ON A not dissimilar subject, I was surprised this week by the tone of the obituaries of Michael VerMeulen, editor of the British edition of GQ. I feel sorry for anyone who dies suddenly at the age of 38, whether of a suspected drug overdose (as in VerMeulen's case) or for any other reason. But was VerMeulen - who apparently approved each issue with the words "Sure looks like a magazine to me" - really a "brash and brilliant editor" (Daily Telegraph) with an "uncommon nose for magazine-writing talent" (Guardian)?

The September issue of GQ, which seems pretty much like others I've seen, contains an interview with a convicted killer, billed as "a proud murderer confesses all". It begins: "It was pitch-black, the moon obscured by clouds, rain drizzling incessantly down as Michael Smithyman marched his four- months pregnant, sometime girlfriend April Sheridan across a muddy field in Kent, occasionally prodding her with the barrel of a sawn-off shotgun."

Another interviewer enthuses over nude pictures of the model Helena Christensen, while an article entitled "21 reasons why we still love Hugh [Grant]" includes this gem: "Has created a much-needed new Hollywood tourist attraction to replace Nicole Brown Simpson's fading chalk outline." Sure looks like puerile crap to me.

MEANWHILE, a firm of media analysts did a survey and reported this week that readers of women's magazines are fed up with articles about sex. I suspect that this is because they're so badly written, ranging from ghastly confessional ac- counts of affairs to bouncy how-to guides which make oral sex sound as much fun as going to the dentist.

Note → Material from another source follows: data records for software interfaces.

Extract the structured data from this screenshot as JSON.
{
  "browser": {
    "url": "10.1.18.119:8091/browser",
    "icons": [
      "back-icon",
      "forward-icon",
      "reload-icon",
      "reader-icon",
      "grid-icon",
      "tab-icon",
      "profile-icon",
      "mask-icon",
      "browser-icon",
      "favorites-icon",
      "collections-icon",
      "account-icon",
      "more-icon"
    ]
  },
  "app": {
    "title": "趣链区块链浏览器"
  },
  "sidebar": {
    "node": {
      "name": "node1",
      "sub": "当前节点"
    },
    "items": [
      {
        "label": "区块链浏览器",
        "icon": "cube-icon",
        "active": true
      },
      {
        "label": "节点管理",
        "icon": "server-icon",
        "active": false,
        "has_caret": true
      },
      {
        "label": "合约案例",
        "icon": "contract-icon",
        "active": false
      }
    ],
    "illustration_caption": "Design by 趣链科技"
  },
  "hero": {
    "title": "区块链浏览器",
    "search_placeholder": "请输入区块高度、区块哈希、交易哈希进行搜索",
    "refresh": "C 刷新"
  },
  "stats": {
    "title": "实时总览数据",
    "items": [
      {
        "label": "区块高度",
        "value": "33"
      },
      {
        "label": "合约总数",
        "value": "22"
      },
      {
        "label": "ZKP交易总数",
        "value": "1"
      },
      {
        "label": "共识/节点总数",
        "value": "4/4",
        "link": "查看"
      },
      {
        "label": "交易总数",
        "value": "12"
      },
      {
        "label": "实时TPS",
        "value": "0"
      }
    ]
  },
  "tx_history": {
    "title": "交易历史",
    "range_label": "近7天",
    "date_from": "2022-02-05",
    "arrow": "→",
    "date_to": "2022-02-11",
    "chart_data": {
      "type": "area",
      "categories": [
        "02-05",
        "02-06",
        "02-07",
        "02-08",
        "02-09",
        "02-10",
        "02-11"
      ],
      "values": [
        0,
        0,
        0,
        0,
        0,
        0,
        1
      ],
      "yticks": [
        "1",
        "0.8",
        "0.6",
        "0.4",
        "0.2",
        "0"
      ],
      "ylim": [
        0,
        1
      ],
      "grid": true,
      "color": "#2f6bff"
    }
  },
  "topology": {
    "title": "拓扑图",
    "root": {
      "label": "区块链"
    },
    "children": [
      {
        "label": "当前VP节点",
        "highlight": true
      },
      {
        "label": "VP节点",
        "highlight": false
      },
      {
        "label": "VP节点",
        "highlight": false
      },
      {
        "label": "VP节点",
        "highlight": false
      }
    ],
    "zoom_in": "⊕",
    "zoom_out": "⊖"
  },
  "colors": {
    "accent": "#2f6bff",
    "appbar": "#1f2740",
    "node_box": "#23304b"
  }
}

But I have good news for the 46 per cent of women who don't want to read this sort of material: there's a range of magazines which is entirely sex-free. They have titles like Wedding and Home or Brides and Setting Up Home and they offer "Pages of looks for gorgeous grooms" and "50 wedding tips from real-life brides". They have none of that nasty, gropey, body- fluids stuff, confirming my view that, except for procreational purposes, the best sex takes place well before marriage.